While capture-recapture analysis is most straightforward when two sources are used, the above complexities of human populations have attracted methods that use more than two sources and log-linear modelling of source dependencies.15 It is generally held that three sources are ideal in epidemiological studies. Clearly the number of missing people is sensitive to the choice of model (table 3). We chose the most parsimonious model that did not assume dependence between all three sources but that modelled dependence between GPs and the hospital source, as well as the dependence we had presupposed to exist between the hospital source and routine coding. This latter dependence was expected in practice because routine coding is derived from records of hospital admissions. In our chosen model, the other dependence (between GPs and hospital based sources) is unsurprising, given the reliance on hospital based investigations for brain AVM diagnosis.

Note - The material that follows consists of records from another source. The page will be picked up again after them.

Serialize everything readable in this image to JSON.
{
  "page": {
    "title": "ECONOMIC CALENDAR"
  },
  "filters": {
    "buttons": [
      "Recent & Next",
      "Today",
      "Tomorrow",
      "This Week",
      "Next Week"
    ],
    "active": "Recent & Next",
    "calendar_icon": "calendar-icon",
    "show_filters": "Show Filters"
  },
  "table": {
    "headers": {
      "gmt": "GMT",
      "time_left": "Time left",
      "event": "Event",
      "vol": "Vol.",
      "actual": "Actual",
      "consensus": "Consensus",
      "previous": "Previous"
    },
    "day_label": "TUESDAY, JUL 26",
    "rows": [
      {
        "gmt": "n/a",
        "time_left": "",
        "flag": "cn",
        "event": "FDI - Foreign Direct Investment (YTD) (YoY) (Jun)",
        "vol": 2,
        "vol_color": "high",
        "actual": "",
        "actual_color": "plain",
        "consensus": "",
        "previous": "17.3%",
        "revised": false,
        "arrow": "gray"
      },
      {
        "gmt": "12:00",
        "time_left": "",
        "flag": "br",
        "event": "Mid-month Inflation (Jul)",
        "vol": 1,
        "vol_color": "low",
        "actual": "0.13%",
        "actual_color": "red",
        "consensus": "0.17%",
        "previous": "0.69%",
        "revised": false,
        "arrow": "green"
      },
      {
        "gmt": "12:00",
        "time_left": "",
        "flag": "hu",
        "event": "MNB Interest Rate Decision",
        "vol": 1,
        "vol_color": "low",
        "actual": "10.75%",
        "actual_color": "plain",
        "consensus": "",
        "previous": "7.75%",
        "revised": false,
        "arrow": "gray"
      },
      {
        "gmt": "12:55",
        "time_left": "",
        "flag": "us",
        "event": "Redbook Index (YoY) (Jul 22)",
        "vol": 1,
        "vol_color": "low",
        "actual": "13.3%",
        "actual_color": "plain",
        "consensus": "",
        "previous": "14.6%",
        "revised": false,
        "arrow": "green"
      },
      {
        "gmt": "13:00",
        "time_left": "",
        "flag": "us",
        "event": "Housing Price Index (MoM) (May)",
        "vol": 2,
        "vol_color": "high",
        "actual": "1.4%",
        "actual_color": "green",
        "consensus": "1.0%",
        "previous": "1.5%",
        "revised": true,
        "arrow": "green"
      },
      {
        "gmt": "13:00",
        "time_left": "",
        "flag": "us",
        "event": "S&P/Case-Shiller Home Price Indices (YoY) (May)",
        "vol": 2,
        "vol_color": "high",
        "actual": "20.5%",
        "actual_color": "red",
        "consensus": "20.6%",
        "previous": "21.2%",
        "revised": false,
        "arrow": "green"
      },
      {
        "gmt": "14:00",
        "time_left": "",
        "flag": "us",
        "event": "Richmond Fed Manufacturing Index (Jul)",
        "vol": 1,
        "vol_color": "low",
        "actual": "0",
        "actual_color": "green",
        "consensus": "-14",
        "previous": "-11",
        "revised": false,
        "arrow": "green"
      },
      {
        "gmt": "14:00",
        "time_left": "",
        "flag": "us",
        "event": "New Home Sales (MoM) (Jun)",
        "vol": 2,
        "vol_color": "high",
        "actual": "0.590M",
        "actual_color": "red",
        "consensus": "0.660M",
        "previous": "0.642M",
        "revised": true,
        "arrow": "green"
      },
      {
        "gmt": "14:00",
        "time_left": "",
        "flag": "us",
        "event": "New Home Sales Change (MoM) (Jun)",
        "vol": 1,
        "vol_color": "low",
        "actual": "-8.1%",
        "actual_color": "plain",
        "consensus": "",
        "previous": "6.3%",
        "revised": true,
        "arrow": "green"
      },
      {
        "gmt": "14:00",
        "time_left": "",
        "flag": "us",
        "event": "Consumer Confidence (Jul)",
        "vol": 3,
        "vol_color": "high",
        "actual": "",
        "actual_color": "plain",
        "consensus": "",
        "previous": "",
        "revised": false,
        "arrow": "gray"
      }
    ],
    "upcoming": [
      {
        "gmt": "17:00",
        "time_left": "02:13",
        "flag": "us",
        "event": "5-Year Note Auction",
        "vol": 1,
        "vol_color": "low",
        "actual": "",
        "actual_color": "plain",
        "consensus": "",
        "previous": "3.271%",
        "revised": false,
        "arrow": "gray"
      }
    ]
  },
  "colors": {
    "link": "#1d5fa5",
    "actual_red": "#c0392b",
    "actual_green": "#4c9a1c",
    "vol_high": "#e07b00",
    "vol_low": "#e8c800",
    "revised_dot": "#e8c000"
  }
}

A recent approach to address the influence of patient characteristics that may influence the probability of capture by different sources (for example, demographics and disease severity) has been to stratify patients by these characteristics or to use a multinomial logit model to identify and account for them.21,24 This is an approach we would have used, were it not for the unavailability of the complete medical record in every case.
Our minimum prevalence estimates portray the impact of brain AVMs on public health. The methods and analysis of case ascertainment in this study form the basis for statistical power calculations for other prevalence studies. There is also growing interest in the incidence of brain AVMs and the impact of diagnostic suspicion bias and brain imaging use on detection rates.2,25,26 Such population based studies will also further knowledge about the comparative epidemiology, burden, and prognosis of brain AVMs.
Rustam Al-Shahi was funded by a Medical Research Council clinical training fellowship. This study was also supported by the Chief Scientist Office of the Scottish Executive Health Department (K/MRS/50/C2704), a travel grant from Chest, Heart and Stroke Scotland, and a Small Project Grant from the University of Edinburgh. We are very grateful to Lena Henderson of the Information and Statistics Division, David Watson, Rosemary Anderson, and Staff Nurse Ann Douglas.
Competing interests: none declared